|46||CompanyX||y||y||14||20 Dec||See Blog|
|48||Kinneir Dufort||y||y||13||16 Dec||See Blog|
|49||ERB Coaching Solutions||y||y||12||27 Dec||x||x|
|50||SunHouse Creative||y||y||12||30 Nov||x||x|
|52||Brightlines Translation||y||10||30 Nov||See Blog|
|54||The Real Adventure||y||y||9||29 Oct||x||x|
|55||Creative Learning Agency||y||y||9||6 Dec||See Blog|
|57||Mayfly Media||y||y||8||16 Dec||x||x|
|59||Zeffa||y||y||7||17 Dec||See Blog|
|60||Tom Redfern||y||y||7||30 Sep||x||x|
|61||Pixel Thread||y||y||7||27 Sep||x||x|
|62||Trainstation||y||y||6||27 Jul||See Blog|
|63||Daniel Alford||y||y||6||5 Feb||x||x|
|64||Applause Digital Media||y||y||6||17 Dec||See Blog|
|66||Unscribble Copywriting||y||y||5||19 Apr||x||x|
|68||Tribe-One||y||y||3||29 Jun||See Blog|
|70||Marketing Clout||y||y||3||23 Aug||x||x|
|71||Rob Creet||y||y||3||28 May||x||x|
|73||The Drawing Room||y||y||2||No Date||x||x|
|74||Leopard Rock Media||y||y||2||28 Oct||x||x|
|75||Open Communication||y||y||2||5 Oct||x||x|
|76||Another Vision||y||x||0||25 Oct 2009||x||x|
|78||Avon Forth Media||y||x||x||x||y||0|
|85||James KIng Photographer||y||x||x||x||x||x|
|87||Peter Kew Copywriting||y||x||x||x||x||x|

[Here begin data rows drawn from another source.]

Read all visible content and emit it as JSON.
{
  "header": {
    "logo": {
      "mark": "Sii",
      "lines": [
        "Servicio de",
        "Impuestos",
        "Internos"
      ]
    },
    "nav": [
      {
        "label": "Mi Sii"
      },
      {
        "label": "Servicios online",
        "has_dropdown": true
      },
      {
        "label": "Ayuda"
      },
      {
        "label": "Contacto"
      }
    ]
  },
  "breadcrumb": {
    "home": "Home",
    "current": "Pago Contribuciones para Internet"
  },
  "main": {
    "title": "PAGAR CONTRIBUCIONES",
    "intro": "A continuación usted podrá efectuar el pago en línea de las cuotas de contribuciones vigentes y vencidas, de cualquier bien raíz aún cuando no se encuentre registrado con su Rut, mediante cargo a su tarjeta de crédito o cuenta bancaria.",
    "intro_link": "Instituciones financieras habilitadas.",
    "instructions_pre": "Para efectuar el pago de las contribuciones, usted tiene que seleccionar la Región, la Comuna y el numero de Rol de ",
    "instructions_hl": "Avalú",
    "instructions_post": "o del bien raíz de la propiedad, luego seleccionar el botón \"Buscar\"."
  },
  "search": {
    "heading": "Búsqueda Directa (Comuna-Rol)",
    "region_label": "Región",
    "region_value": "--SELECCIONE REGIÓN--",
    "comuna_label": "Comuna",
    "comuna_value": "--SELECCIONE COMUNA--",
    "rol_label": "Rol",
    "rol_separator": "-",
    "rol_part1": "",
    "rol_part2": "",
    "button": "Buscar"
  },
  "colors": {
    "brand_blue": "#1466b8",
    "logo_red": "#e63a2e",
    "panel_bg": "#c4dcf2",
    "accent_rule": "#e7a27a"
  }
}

|91||The Creative Dept||y||x||x||x||x||x|
|94||Emery McLaven Orr||y||x||x||x||x||x|
|95||Proteus Creative Comms||y||x||x||x||y||No Date|
|96||Strange and Dawson||y||x||x||x||x||x|
|100||Bob Design and Marketing||y||x||x||x||y||19|
|103||DOUBLE Europe||y||x||x||x||y||No Date|
|109||Oakwood Media Group||y||x||x||x||x||x|
|120||So Design Consultants||y||x||x||x||x||x|
|121||Still Motion Design||y||x||x||x||y||1|
|122||The Creative Consortium||y||x||x||x||x||x|
|124||Clear Design UK||y||x||x||x||x||x|
|126||Element 78 Solutions||y||x||x||x||y||7|
|131||The Garden Room||y||x||x||x||y||7|
|132||Ad Art Design||y||x||x||x||x||x|
|136||Chris Borton Consulting||x||x||x||x||x||x|
|143||Thomas Media Consultants||y||x||x||x||y||No Date|
|144||Duttons Design||y||x||x||1 Jun||y||6|
|145||The Light||y||y||x||No Date||x||x|
|146||Knowle West Media Centre||y||x||x||x||y||No Date|
|147||Ldexterl Design||y||y||44*||28 Dec||x||x|
|148||Ambitious Brands||y||y||21*||28 Dec||x||x|
|149||React. Adapt.||y||y||17*||21 Dec||x||x|
|150||ThirtyThree||y||y||13*||16 Dec||See Blog|
|151||Search Star||y||y||10*||21 Dec||x||x|
|152||Matter 2 Media||y||y||10*||1 Dec||x||x|
* This site does not appear to have been running for the whole year